Peter Mansbridge Says Media’s Biggest Threat Is Public Lack Of Trust
With Canada’s journalism industry facing a host of challenges – falling incomes, disappearing jobs, lack of diversity in newsrooms – former CBC chief correspondent Peter Mansbridge says his biggest threat today is lack of confidence.
“You just have to look at the ratings that come out every few months in different parts of the world on confidence, in terms of different professions, and for journalism, they’ve gone down,” Mansbridge said. Sunday magazine host Piya Chattopadhyay.
“It’s not as low as politicians, but it’s low, and yes we can’t afford it to be low,” he said.
According to a recent Ipsos poll, Canadian public confidence in news media increased from 72% in 2019 to 66% in 2021, especially for traditional sources like broadcast television and print newspapers.
In other report by the communications firm Edelman, 49 percent of Canadians polled agreed that “journalists and reporters deliberately try to mislead people by saying things they know to be false or grossly exaggerated.”
“If we don’t have the trust of our audience – you know, the viewers, the listeners, the readers. If we don’t have that trust, we have nothing,” Mansbridge said. “Journalism is built on credibility. Credibility is built on trust and truth. And we face a challenge on the trust factor.”
Despite the resignation of The Nationalanchor chairman of in 2017, Manbridge has continued to work, from hosting special events at the CBC and election coverage to hosting his own news podcast The bridge.
He is currently publishing an autobiography entitled Off the Record, to be released on October 5, sharing stories from his 50-year career in journalism.
“Simon and Schuster wanted to call it memories. And I said, ‘No, no, that sounds like some kind of near-death experience,’” he said. “I don’t want that. I just want anecdotes, you know, and I’m not done yet.”
Among his memorable moments is an interview with legendary musician and personal friend Gord Downie, as well as a thorny interview with former UK Prime Minister Margaret Thatcher.
But he says if he started today his career would be very different.
“Well I would watch a life of baggage handling,” Mansbridge said, referring to the story of how it was discovered while working at the Churchill, Man., Airport in 1968. The manager of the local CBC station, Gaston Charpentier, offered him a job as a host of a nighttime radio show after hearing his voice over the speaker.

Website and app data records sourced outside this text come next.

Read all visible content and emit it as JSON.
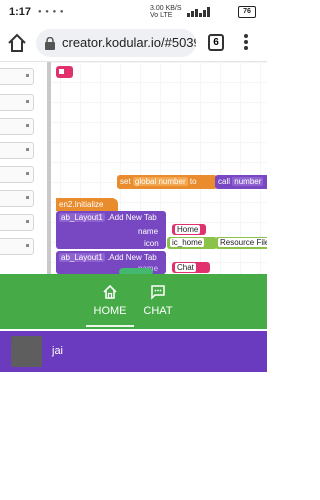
{
  "status_bar": {
    "time": "1:17",
    "network_speed": "3.00 KB/S",
    "network_type": "Vo LTE",
    "battery_level": "76"
  },
  "browser": {
    "url": "creator.kodular.io/#5039",
    "tab_count": "6"
  },
  "blocks": {
    "set_label": "set",
    "global_var": "global number",
    "to_label": "to",
    "call_label": "call",
    "call_target": "number",
    "initialize_label": ".Initialize",
    "initialize_component": "en2",
    "add_tab_1_component": "ab_Layout1",
    "add_tab_1_method": ".Add New Tab",
    "name_label": "name",
    "name_value_1": "Home",
    "icon_label": "icon",
    "icon_value": "ic_home",
    "resource_label": "Resource File",
    "add_tab_2_component": "ab_Layout1",
    "add_tab_2_method": ".Add New Tab",
    "name_label_2": "name",
    "name_value_2": "Chat"
  },
  "tabs": [
    {
      "label": "HOME",
      "icon": "home-icon",
      "active": true
    },
    {
      "label": "CHAT",
      "icon": "chat-icon",
      "active": false
    }
  ],
  "list": {
    "name": "jai"
  },
  "colors": {
    "tab_bar": "#46ab47",
    "row": "#6b3bbf",
    "block_pink": "#e0306d",
    "block_orange": "#e98c2e",
    "block_purple": "#7748c2"
  }
}
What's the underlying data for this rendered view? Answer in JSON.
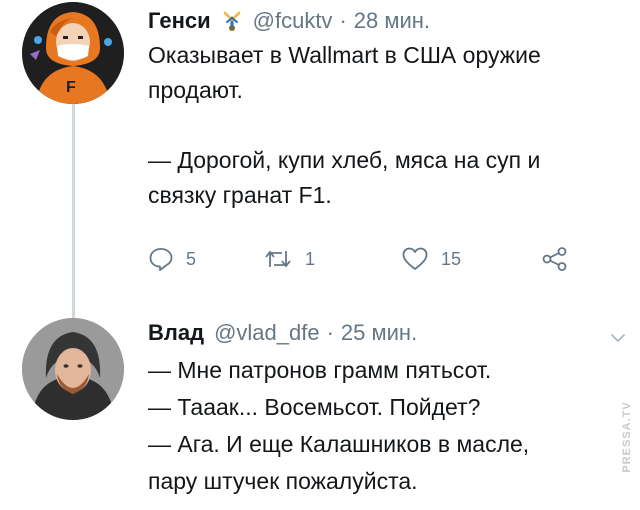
{
  "tweets": [
    {
      "name": "Генси",
      "handle": "@fcuktv",
      "separator": "·",
      "time": "28 мин.",
      "text_lines": [
        "Оказывает в Wallmart в США оружие",
        "продают.",
        "",
        "— Дорогой, купи хлеб, мяса на суп и",
        "связку гранат F1."
      ],
      "replies": "5",
      "retweets": "1",
      "likes": "15"
    },
    {
      "name": "Влад",
      "handle": "@vlad_dfe",
      "separator": "·",
      "time": "25 мин.",
      "text_lines": [
        "— Мне патронов грамм пятьсот.",
        "— Тааак... Восемьсот. Пойдет?",
        "— Ага. И еще Калашников в масле,",
        "пару штучек пожалуйста."
      ]
    }
  ],
  "watermark": {
    "text": "PRESSA.TV"
  },
  "icons": {
    "badge": "cartwheel-emoji-icon",
    "reply": "reply-icon",
    "retweet": "retweet-icon",
    "like": "heart-icon",
    "share": "share-icon",
    "menu": "chevron-down-icon"
  },
  "colors": {
    "text": "#14171a",
    "secondary": "#657786",
    "thread_line": "#cfd9de"
  }
}
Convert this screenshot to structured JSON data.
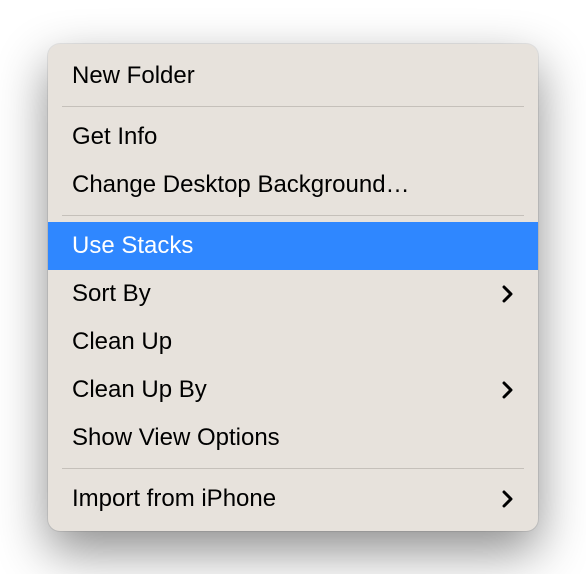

Mansbridge acknowledges that since then the field has become very competitive, especially following the Watergate scandal of the 1970s, which attracted more people to the profession.
“If this job were open today, there would be 200 people lined up for this job. Then there was nobody,” he said. “So my life would have been very different.”
He says young journalists who are trying to be successful today should “be determined”.
“Pick a goal. Know what you want to do … and don’t give up,” he said, recounting that he himself was turned down three times before he was finally offered a journalist job for The National.
When it comes to the broader journalism industry, Mansbridge says working to earn public trust is essential. He says the news media need to be “much more transparent” about how they make their decisions.
Whether it’s how we decide what’s news and what isn’t, why one item gets so much more time than another, how we determine who is worthy of anonymity in sourcing, ”he said.
Written by Althea Manasan. Interview conducted by Tracy Fuller.